If you should have questions regarding this topic, please contact Lin Law LLC at (920) 393-1190.

Taking Care of the Family Cottage

As Wisconsin residents close up their family cottages for the winter, it may be a good time to consider a structure to conveniently allow your family to continue to enjoy the cottage for future generations.

In some cases, it may make sense to set up a limited liability company or trust to facilitate indirect ownership of the cottage and protect it from certain liabilities.  This would allow a current owner to provide a structure for transfer of cottage ownership, use and management of the cottage and payment of expenses.

Both a limited liability company (“LLC”) and trust can provide the owner some liability protection, but there are some differences between the two structures.  If an owner wants to leave some money or investments for future generations to utilize for cottage expenses, such funds could, in most instances, be protected within a trust.  However, structuring cottage ownership in a trust may provide less flexibility for future generations than an LLC would because a trust becomes irrevocable (and thus harder to modify its terms) upon an owner’s passing.  So, in the event of a dispute over, for example, maintenance and expenses, a trust can be more cumbersome than an LLC regarding settling or bypassing such disputes.

On the other hand, an LLC’s advantage is its flexibility.  LLC’s are governed by operating agreements, which can be modified by current members of the LLC.  Because an LLC is a flexible entity, it can be a particularly helpful vehicle when it comes to handling unforeseen circumstances, facilitating ownership transfers, particularly if a family member does not want to be involved with the cottage, and managing usage of the cottage.

Whichever route an owner may choose, there are certain fundamental considerations for inclusion into the operative language for trusts or LLC’s.  Those include provisions regarding maintenance, cost sharing and budgeting, dispute resolution and creditor protection and tax implications with respect to the cottage.
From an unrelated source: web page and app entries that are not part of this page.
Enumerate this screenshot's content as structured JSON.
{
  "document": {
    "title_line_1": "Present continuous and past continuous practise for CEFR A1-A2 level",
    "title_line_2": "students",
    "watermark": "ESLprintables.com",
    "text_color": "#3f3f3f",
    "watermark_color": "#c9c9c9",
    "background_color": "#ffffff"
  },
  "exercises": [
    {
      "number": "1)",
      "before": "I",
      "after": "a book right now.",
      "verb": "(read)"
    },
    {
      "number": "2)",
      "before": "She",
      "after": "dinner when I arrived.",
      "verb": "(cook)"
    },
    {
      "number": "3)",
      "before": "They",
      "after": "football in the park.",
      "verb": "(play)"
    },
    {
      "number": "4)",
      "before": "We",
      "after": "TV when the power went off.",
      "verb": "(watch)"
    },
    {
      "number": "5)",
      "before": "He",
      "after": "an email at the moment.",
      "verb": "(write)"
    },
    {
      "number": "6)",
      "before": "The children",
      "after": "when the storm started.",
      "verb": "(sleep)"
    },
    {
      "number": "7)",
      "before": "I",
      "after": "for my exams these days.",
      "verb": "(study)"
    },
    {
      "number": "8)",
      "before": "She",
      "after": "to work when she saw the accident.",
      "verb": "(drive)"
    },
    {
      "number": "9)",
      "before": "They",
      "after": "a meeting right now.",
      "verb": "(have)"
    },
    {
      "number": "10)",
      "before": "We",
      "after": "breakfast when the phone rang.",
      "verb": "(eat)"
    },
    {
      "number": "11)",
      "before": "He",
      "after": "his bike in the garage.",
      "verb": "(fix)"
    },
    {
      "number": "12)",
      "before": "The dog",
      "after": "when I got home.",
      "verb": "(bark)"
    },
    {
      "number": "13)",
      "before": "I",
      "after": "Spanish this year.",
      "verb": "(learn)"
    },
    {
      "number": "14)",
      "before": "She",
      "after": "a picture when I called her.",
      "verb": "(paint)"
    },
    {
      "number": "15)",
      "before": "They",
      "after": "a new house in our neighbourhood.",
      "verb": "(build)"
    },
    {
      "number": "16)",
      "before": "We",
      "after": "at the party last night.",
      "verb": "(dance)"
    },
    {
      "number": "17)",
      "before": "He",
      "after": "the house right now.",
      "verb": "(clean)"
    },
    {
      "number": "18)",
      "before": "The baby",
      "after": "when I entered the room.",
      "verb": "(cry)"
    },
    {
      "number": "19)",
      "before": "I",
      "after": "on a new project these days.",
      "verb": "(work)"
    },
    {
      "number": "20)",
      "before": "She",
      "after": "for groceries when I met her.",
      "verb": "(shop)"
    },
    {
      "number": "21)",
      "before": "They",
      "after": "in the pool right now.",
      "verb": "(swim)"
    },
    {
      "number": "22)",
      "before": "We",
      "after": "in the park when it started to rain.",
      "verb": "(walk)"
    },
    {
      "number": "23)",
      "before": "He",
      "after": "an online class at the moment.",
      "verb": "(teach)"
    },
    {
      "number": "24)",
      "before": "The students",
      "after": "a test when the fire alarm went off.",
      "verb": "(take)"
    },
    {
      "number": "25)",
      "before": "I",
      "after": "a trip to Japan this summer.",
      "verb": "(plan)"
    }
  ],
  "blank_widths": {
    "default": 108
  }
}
If you should have questions or concerns regarding these issues, please contact Lin Law LLC at (920) 393-1190.